• _Task input_:
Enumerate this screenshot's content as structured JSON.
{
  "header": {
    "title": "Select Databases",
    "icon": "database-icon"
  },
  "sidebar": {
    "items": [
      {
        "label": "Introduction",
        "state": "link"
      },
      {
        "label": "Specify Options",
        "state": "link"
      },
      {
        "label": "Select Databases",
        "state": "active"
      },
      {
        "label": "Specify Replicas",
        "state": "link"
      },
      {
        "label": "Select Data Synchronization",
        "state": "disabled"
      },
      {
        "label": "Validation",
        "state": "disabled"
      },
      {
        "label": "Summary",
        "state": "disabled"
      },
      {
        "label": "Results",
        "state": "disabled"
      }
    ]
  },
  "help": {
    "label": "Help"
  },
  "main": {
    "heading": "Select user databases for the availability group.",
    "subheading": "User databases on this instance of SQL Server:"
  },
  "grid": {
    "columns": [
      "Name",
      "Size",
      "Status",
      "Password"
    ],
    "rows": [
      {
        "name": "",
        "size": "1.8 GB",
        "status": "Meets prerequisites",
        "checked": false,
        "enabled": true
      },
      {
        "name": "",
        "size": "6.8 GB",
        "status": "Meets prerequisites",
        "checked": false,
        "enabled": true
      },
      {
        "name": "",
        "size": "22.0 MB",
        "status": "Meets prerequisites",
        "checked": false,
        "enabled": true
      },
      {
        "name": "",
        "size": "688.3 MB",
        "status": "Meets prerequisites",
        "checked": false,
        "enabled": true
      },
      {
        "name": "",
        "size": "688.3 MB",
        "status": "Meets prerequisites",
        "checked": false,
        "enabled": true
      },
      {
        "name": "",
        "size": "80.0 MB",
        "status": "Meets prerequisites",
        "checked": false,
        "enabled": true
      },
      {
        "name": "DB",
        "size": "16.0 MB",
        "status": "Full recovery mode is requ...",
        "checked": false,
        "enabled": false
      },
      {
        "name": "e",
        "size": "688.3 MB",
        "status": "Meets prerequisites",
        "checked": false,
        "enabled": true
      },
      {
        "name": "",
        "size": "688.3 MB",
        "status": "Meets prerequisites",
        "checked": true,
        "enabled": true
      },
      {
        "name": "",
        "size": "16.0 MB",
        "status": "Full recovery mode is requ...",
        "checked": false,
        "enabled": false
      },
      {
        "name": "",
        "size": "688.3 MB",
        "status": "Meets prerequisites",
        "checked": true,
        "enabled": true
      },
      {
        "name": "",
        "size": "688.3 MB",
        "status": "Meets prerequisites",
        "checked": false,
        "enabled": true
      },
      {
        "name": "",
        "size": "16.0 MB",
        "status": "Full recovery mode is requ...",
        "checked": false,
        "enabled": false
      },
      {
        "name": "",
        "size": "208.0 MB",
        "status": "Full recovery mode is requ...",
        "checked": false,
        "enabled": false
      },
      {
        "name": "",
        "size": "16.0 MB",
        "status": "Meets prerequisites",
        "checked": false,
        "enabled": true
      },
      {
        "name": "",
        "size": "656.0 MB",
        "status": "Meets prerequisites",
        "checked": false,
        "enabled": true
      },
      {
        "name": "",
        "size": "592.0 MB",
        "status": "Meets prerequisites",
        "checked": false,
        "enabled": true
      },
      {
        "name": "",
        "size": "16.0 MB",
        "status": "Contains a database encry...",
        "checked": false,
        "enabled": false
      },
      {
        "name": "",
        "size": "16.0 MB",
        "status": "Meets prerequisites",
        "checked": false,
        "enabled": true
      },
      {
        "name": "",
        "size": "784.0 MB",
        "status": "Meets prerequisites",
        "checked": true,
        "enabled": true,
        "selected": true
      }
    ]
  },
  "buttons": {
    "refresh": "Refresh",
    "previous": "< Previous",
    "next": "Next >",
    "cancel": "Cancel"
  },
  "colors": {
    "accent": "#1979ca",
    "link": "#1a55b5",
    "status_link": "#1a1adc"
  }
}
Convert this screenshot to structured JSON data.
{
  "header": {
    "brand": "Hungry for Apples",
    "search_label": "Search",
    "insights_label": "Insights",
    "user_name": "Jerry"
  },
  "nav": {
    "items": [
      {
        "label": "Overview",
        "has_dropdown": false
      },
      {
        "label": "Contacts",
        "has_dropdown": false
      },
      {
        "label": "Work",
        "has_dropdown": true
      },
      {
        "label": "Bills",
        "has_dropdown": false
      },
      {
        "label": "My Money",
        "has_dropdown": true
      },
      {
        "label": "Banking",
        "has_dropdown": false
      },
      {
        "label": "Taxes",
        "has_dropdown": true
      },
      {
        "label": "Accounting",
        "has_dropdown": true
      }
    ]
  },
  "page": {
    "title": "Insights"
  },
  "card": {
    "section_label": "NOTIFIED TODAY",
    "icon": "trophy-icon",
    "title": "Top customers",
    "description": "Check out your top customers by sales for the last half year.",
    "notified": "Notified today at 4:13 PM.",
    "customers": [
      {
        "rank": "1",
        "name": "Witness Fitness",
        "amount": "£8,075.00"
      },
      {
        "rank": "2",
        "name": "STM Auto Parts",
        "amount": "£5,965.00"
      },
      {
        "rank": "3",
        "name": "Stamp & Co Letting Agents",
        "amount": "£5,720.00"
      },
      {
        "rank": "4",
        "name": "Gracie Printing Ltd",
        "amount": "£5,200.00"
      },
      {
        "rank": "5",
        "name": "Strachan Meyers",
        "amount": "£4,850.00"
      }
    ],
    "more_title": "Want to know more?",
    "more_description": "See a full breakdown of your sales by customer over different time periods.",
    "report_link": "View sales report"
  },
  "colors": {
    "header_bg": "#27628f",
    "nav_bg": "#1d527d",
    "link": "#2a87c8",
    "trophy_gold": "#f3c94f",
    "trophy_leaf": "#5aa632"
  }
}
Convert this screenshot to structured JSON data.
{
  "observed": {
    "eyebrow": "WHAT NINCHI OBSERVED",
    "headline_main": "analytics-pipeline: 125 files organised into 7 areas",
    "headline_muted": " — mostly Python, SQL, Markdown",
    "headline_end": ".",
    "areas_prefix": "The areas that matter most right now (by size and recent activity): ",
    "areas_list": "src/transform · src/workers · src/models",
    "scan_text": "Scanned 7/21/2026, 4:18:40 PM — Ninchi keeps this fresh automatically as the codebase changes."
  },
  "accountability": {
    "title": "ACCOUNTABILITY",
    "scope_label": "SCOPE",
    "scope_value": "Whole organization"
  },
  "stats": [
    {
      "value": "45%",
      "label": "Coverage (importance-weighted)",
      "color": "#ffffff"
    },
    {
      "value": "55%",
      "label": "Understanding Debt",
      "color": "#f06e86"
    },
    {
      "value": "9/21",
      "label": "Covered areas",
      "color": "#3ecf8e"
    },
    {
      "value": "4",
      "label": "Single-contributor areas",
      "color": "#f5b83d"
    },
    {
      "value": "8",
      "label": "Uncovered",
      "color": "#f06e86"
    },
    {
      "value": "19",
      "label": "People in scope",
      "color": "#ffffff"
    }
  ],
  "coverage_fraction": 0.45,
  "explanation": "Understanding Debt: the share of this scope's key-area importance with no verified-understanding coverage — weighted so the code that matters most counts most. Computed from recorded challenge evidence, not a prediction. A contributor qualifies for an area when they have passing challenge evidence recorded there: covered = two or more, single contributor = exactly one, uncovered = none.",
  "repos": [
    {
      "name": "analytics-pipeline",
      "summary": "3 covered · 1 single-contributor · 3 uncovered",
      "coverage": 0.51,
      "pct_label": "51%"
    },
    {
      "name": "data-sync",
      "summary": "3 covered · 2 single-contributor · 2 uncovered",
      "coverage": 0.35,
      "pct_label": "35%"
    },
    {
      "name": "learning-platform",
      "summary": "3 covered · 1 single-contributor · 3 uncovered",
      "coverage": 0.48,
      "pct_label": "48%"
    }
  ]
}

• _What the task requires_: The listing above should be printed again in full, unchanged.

• _Written solution_:
Enumerate this screenshot's content as structured JSON.
{
  "header": {
    "title": "Select Databases",
    "icon": "database-icon"
  },
  "sidebar": {
    "items": [
      {
        "label": "Introduction",
        "state": "link"
      },
      {
        "label": "Specify Options",
        "state": "link"
      },
      {
        "label": "Select Databases",
        "state": "active"
      },
      {
        "label": "Specify Replicas",
        "state": "link"
      },
      {
        "label": "Select Data Synchronization",
        "state": "disabled"
      },
      {
        "label": "Validation",
        "state": "disabled"
      },
      {
        "label": "Summary",
        "state": "disabled"
      },
      {
        "label": "Results",
        "state": "disabled"
      }
    ]
  },
  "help": {
    "label": "Help"
  },
  "main": {
    "heading": "Select user databases for the availability group.",
    "subheading": "User databases on this instance of SQL Server:"
  },
  "grid": {
    "columns": [
      "Name",
      "Size",
      "Status",
      "Password"
    ],
    "rows": [
      {
        "name": "",
        "size": "1.8 GB",
        "status": "Meets prerequisites",
        "checked": false,
        "enabled": true
      },
      {
        "name": "",
        "size": "6.8 GB",
        "status": "Meets prerequisites",
        "checked": false,
        "enabled": true
      },
      {
        "name": "",
        "size": "22.0 MB",
        "status": "Meets prerequisites",
        "checked": false,
        "enabled": true
      },
      {
        "name": "",
        "size": "688.3 MB",
        "status": "Meets prerequisites",
        "checked": false,
        "enabled": true
      },
      {
        "name": "",
        "size": "688.3 MB",
        "status": "Meets prerequisites",
        "checked": false,
        "enabled": true
      },
      {
        "name": "",
        "size": "80.0 MB",
        "status": "Meets prerequisites",
        "checked": false,
        "enabled": true
      },
      {
        "name": "DB",
        "size": "16.0 MB",
        "status": "Full recovery mode is requ...",
        "checked": false,
        "enabled": false
      },
      {
        "name": "e",
        "size": "688.3 MB",
        "status": "Meets prerequisites",
        "checked": false,
        "enabled": true
      },
      {
        "name": "",
        "size": "688.3 MB",
        "status": "Meets prerequisites",
        "checked": true,
        "enabled": true
      },
      {
        "name": "",
        "size": "16.0 MB",
        "status": "Full recovery mode is requ...",
        "checked": false,
        "enabled": false
      },
      {
        "name": "",
        "size": "688.3 MB",
        "status": "Meets prerequisites",
        "checked": true,
        "enabled": true
      },
      {
        "name": "",
        "size": "688.3 MB",
        "status": "Meets prerequisites",
        "checked": false,
        "enabled": true
      },
      {
        "name": "",
        "size": "16.0 MB",
        "status": "Full recovery mode is requ...",
        "checked": false,
        "enabled": false
      },
      {
        "name": "",
        "size": "208.0 MB",
        "status": "Full recovery mode is requ...",
        "checked": false,
        "enabled": false
      },
      {
        "name": "",
        "size": "16.0 MB",
        "status": "Meets prerequisites",
        "checked": false,
        "enabled": true
      },
      {
        "name": "",
        "size": "656.0 MB",
        "status": "Meets prerequisites",
        "checked": false,
        "enabled": true
      },
      {
        "name": "",
        "size": "592.0 MB",
        "status": "Meets prerequisites",
        "checked": false,
        "enabled": true
      },
      {
        "name": "",
        "size": "16.0 MB",
        "status": "Contains a database encry...",
        "checked": false,
        "enabled": false
      },
      {
        "name": "",
        "size": "16.0 MB",
        "status": "Meets prerequisites",
        "checked": false,
        "enabled": true
      },
      {
        "name": "",
        "size": "784.0 MB",
        "status": "Meets prerequisites",
        "checked": true,
        "enabled": true,
        "selected": true
      }
    ]
  },
  "buttons": {
    "refresh": "Refresh",
    "previous": "< Previous",
    "next": "Next >",
    "cancel": "Cancel"
  },
  "colors": {
    "accent": "#1979ca",
    "link": "#1a55b5",
    "status_link": "#1a1adc"
  }
}
Convert this screenshot to structured JSON data.
{
  "header": {
    "brand": "Hungry for Apples",
    "search_label": "Search",
    "insights_label": "Insights",
    "user_name": "Jerry"
  },
  "nav": {
    "items": [
      {
        "label": "Overview",
        "has_dropdown": false
      },
      {
        "label": "Contacts",
        "has_dropdown": false
      },
      {
        "label": "Work",
        "has_dropdown": true
      },
      {
        "label": "Bills",
        "has_dropdown": false
      },
      {
        "label": "My Money",
        "has_dropdown": true
      },
      {
        "label": "Banking",
        "has_dropdown": false
      },
      {
        "label": "Taxes",
        "has_dropdown": true
      },
      {
        "label": "Accounting",
        "has_dropdown": true
      }
    ]
  },
  "page": {
    "title": "Insights"
  },
  "card": {
    "section_label": "NOTIFIED TODAY",
    "icon": "trophy-icon",
    "title": "Top customers",
    "description": "Check out your top customers by sales for the last half year.",
    "notified": "Notified today at 4:13 PM.",
    "customers": [
      {
        "rank": "1",
        "name": "Witness Fitness",
        "amount": "£8,075.00"
      },
      {
        "rank": "2",
        "name": "STM Auto Parts",
        "amount": "£5,965.00"
      },
      {
        "rank": "3",
        "name": "Stamp & Co Letting Agents",
        "amount": "£5,720.00"
      },
      {
        "rank": "4",
        "name": "Gracie Printing Ltd",
        "amount": "£5,200.00"
      },
      {
        "rank": "5",
        "name": "Strachan Meyers",
        "amount": "£4,850.00"
      }
    ],
    "more_title": "Want to know more?",
    "more_description": "See a full breakdown of your sales by customer over different time periods.",
    "report_link": "View sales report"
  },
  "colors": {
    "header_bg": "#27628f",
    "nav_bg": "#1d527d",
    "link": "#2a87c8",
    "trophy_gold": "#f3c94f",
    "trophy_leaf": "#5aa632"
  }
}
Convert this screenshot to structured JSON data.
{
  "observed": {
    "eyebrow": "WHAT NINCHI OBSERVED",
    "headline_main": "analytics-pipeline: 125 files organised into 7 areas",
    "headline_muted": " — mostly Python, SQL, Markdown",
    "headline_end": ".",
    "areas_prefix": "The areas that matter most right now (by size and recent activity): ",
    "areas_list": "src/transform · src/workers · src/models",
    "scan_text": "Scanned 7/21/2026, 4:18:40 PM — Ninchi keeps this fresh automatically as the codebase changes."
  },
  "accountability": {
    "title": "ACCOUNTABILITY",
    "scope_label": "SCOPE",
    "scope_value": "Whole organization"
  },
  "stats": [
    {
      "value": "45%",
      "label": "Coverage (importance-weighted)",
      "color": "#ffffff"
    },
    {
      "value": "55%",
      "label": "Understanding Debt",
      "color": "#f06e86"
    },
    {
      "value": "9/21",
      "label": "Covered areas",
      "color": "#3ecf8e"
    },
    {
      "value": "4",
      "label": "Single-contributor areas",
      "color": "#f5b83d"
    },
    {
      "value": "8",
      "label": "Uncovered",
      "color": "#f06e86"
    },
    {
      "value": "19",
      "label": "People in scope",
      "color": "#ffffff"
    }
  ],
  "coverage_fraction": 0.45,
  "explanation": "Understanding Debt: the share of this scope's key-area importance with no verified-understanding coverage — weighted so the code that matters most counts most. Computed from recorded challenge evidence, not a prediction. A contributor qualifies for an area when they have passing challenge evidence recorded there: covered = two or more, single contributor = exactly one, uncovered = none.",
  "repos": [
    {
      "name": "analytics-pipeline",
      "summary": "3 covered · 1 single-contributor · 3 uncovered",
      "coverage": 0.51,
      "pct_label": "51%"
    },
    {
      "name": "data-sync",
      "summary": "3 covered · 2 single-contributor · 2 uncovered",
      "coverage": 0.35,
      "pct_label": "35%"
    },
    {
      "name": "learning-platform",
      "summary": "3 covered · 1 single-contributor · 3 uncovered",
      "coverage": 0.48,
      "pct_label": "48%"
    }
  ]
}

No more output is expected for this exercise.